Tom Munnecke posted a video of conversation we had about refactoring, design, and VistA. I agreed with most of what he had to say, but at the time of the conversation I was uncomfortable about what he said about decomposition and how he used the story of the blind men and the elephant. If you don't know that story, see the poem that introduced it to the west, or the Wikipedia article. I use the story when I teach OO programming. I give three different views of OO programming, and say that they are all true, but each view is limited. OO is a culture, and no description of a culture can be complete.
Science (and western thought in general) is based on reductionism, on making models, on abstracting. It is a very powerful tool. But patterns are very much about balancing forces, about appreciating the disadvantages of a technique as well as the advantages. The story of the blind men and the elephant is useful because it warns us of the dangers of reductionism. The story seems to have been told originally to warn against religious claims to exclusive truth. But Tom used it (and I do too) against a more broader narrow-mindedness.
Most people do not want to be narrow-minded. We want to be "right-minded", i.e. to see things correctly. When you tell someone they are narrow minded, they tend to get mad at you. But if you say "you are forgetting this part of the problem" then they are more likely to actually think about it. They might end up agreeing or disagreeing, but they will at least talk about it with you. We all know it is easy to miss things, that we only see part of the situation.
One of Tom's metaphores is a cat; once you disect a cat then you can't put it together again. It is not a good metaphore for understanding, because we could draw blood samples from a cat or take X-rays of it without killing it. Blood samples are only a tiny part of a cat, and only show us a fraction of what it is, but sometimes a veterinarian can learn something important that way. However, it is a great metaphore about making changes to a system.
I think that Tom uses the cat metaphore because he is concerned that the VA has made large changes to VistA without understanding it, and these changes involve cutting out parts of it without realizing that the parts that are cut out are deeply connected to the others. From talking with him, I can see three things that he thinks people have ignored.
1) Tom sees VistA as much more than just a piece of software. VistA is a community, a process for working with the software, a knowledge base. One of his original purposes of building VistA was to create a community, and he not only succeeded but is proud of how he succeeded. So, it pains him to see people try to reuse the software but at the same time ignore the community, and perhaps even supress it.
2) VistA was developed in a bottom-up fashion. Each hospital had a few programmers, and each programmer worked closely with doctors. There was no overall architect or plan, other than improving the health of veterans. This process undoubtedly had some weaknesses, but it had tremendous benefits, as well. It resulted in a system that fits the needs of doctors. It is a major reason why VistA has been so successful, and the VA has worked hard for 15 years to try to have a more top-down development style, and has been impressively unsuccessful.

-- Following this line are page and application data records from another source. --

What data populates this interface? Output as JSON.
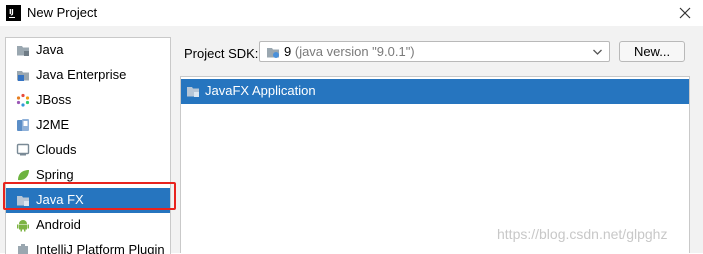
{
  "window": {
    "title": "New Project",
    "app_icon_text": "IJ"
  },
  "sidebar": {
    "items": [
      {
        "label": "Java",
        "icon": "folder-icon"
      },
      {
        "label": "Java Enterprise",
        "icon": "java-enterprise-icon"
      },
      {
        "label": "JBoss",
        "icon": "jboss-icon"
      },
      {
        "label": "J2ME",
        "icon": "j2me-icon"
      },
      {
        "label": "Clouds",
        "icon": "clouds-icon"
      },
      {
        "label": "Spring",
        "icon": "spring-leaf-icon"
      },
      {
        "label": "Java FX",
        "icon": "folder-icon",
        "selected": true
      },
      {
        "label": "Android",
        "icon": "android-icon"
      },
      {
        "label": "IntelliJ Platform Plugin",
        "icon": "plugin-icon"
      }
    ]
  },
  "sdk": {
    "label": "Project SDK:",
    "value_name": "9",
    "value_detail": "(java version \"9.0.1\")",
    "new_button": "New..."
  },
  "templates": [
    {
      "label": "JavaFX Application",
      "selected": true
    }
  ],
  "watermark": "https://blog.csdn.net/glpghz",
  "colors": {
    "selection": "#2675bf",
    "highlight_box": "#e8231e",
    "dialog_bg": "#f2f2f2"
  }
}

3) VistA is driven by metadata. Metadata means different things to different people, and VistA has a variety of kinds of metadata. Sometimes it means the data that indicates the provenance of the real data, and VistA has that. But the kind that interests me the most and that I think interests Tom the most is configuration data that controls the behavior of the system. Most hospitals that use VistA have a cadre of medical experts (usually trained as doctors or nurses) who configure VistA. Most of the work of configuring VistA to a hospital does not require programming in Mumps, but just changing the metadata. This means that the details of VistA are under the control of medical experts (who have to become VistA experts before they can exert this control) and not programmers. Tom thinks that VistA should have a lot more metadata, and that there are a variety of things in VistA that now require programming that ought to be done by the experts who configure metadata.
These three aspects of VistA (and I expect there are more; these are just the three I can recognize) contribute to making VistA such a good fit for healthcare. Healthcare varies enormously, and it is hard for one piece of software to fit everywhere. The second and third aspects are part of what makes VistA so configurable; the first aspect helps people to learn how to configure it.
This description of VistA is just the parts of the elephant that I have felt. It is a complex system and perhaps is not knowable by any single person, no more than a city can be completely known or the internet can be known. Nevertheless, I know Champaign pretty well and I know Chicago better than I know New York City, though I know New York City better now than I did a year ago. I look forward to getting to know VistA better.